Ancient Passion play stays fresh every 10 years in Germany

April 23, 2019

A German town in the Bavarian Alps keeps its promise to God since 1633 to produce a major Passion Play of Jesus Christ’s life, crucifixion, and resurrection. Photos counterclockwise show Jesus breaking bread with his disciples; praying in the garden as his disciples sleep; and many of the residents of Oberammergau act in the play during the trial of Jesus. Photos courtesy of the German Tourist Office.

OBERAMMERGAU, Germany — As churches around the Archdiocese of Galveston-Houston during Easter season prepare their own Passion Plays of the life, crucifixion and resurrection of Jesus Christ, an ancient production that started in Germany in 1633 continues its promise to God.

That year the villagers of Oberammergau in the Bavarian Alps vowed to perform a major rendition of the Passion play every 10 years if they were spared from further death by the Black Plague. Cases of the bubonic plague slowed from 20 in March of 1633 to a trickle of one death in their town in July 1633. On Pentecost 1634, they fulfilled their promise for the first time and put on the play. 

Now even today, more than 2,000 actors ranging from children to elderly are rehearsing for their 2020 Passion Play, almost half of the 5,000-plus residents of the town.
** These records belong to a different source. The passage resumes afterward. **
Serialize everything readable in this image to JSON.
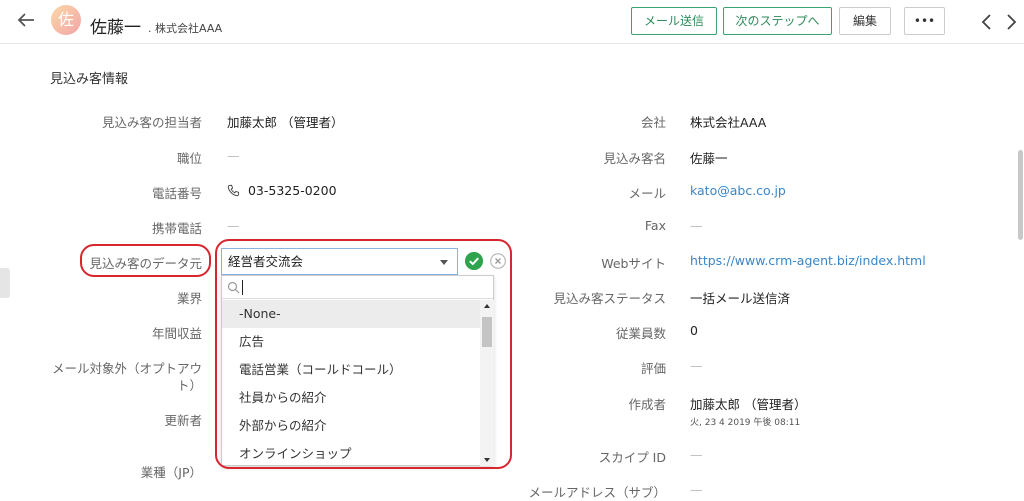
{
  "header": {
    "avatar_char": "佐",
    "name": "佐藤一",
    "company": ". 株式会社AAA",
    "buttons": {
      "send_mail": "メール送信",
      "next_step": "次のステップへ",
      "edit": "編集",
      "more": "•••"
    }
  },
  "section_title": "見込み客情報",
  "left_fields": [
    {
      "label": "見込み客の担当者",
      "value": "加藤太郎 （管理者）"
    },
    {
      "label": "職位",
      "value": "—"
    },
    {
      "label": "電話番号",
      "value": "03-5325-0200"
    },
    {
      "label": "携帯電話",
      "value": "—"
    },
    {
      "label": "見込み客のデータ元"
    },
    {
      "label": "業界"
    },
    {
      "label": "年間収益"
    },
    {
      "label": "メール対象外（オプトアウ",
      "label_line2": "ト）"
    },
    {
      "label": "更新者"
    },
    {
      "label": "業種（JP）"
    }
  ],
  "right_fields": [
    {
      "label": "会社",
      "value": "株式会社AAA"
    },
    {
      "label": "見込み客名",
      "value": "佐藤一"
    },
    {
      "label": "メール",
      "value": "kato@abc.co.jp"
    },
    {
      "label": "Fax",
      "value": "—"
    },
    {
      "label": "Webサイト",
      "value": "https://www.crm-agent.biz/index.html"
    },
    {
      "label": "見込み客ステータス",
      "value": "一括メール送信済"
    },
    {
      "label": "従業員数",
      "value": "0"
    },
    {
      "label": "評価",
      "value": "—"
    },
    {
      "label": "作成者",
      "value": "加藤太郎 （管理者）",
      "sub": "火, 23 4 2019 午後 08:11"
    },
    {
      "label": "スカイプ ID",
      "value": "—"
    },
    {
      "label": "メールアドレス（サブ）",
      "value": "—"
    }
  ],
  "lead_source_select": {
    "selected": "経営者交流会",
    "search_value": "",
    "options": [
      "-None-",
      "広告",
      "電話営業（コールドコール）",
      "社員からの紹介",
      "外部からの紹介",
      "オンラインショップ"
    ]
  },
  "colors": {
    "highlight": "#d8262e",
    "confirm": "#2fa44f",
    "link": "#3a86c9",
    "primary_btn_border": "#3aa371"
  }
}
Set for May 16 through Oct. 4 next year, 103 performances are planned for the five-hour production with a meal break in between.

The German Tourist Office recently brought both the director and one of the actors who plays Christ to Houston to discuss the Passion Play that is held in a specially built theater, one of the world’s largest open-air stage with a roofed audience area and 4,500 seats. 

Frederik Mayet, one of two actors who play Jesus, said, “This is quite an undertaking. Many of us sacrifice our work and vacation time for the honor to take part in this.”

Principal director Christian Stuckl said, “I’ve been in this play since I was a child and my father is also in the play. It used to be that you had to be Catholic and from the town to be in the play. Now we have Catholics, Protestants and Muslims.”

The diversity is a far cry compared when Adolf Hitler as Fuhrer attended the 1934 Passion Play, the 33rd year for the performance. But World War II prevented any other production of the play until being resurrected in 1950. Dwight D. Eisenhower, then the highest-ranking representative of the Allied Forces, attended the play that year. 

Another major celebration in Germany in 2020 is the 250th birthday of genius composer Ludwig van Beethoven with concerts, exhibitions, lecture series and other events throughout the country, according to German Tourist officials.

For information on the play, check the website or various travel agents for package deals. For general travel information,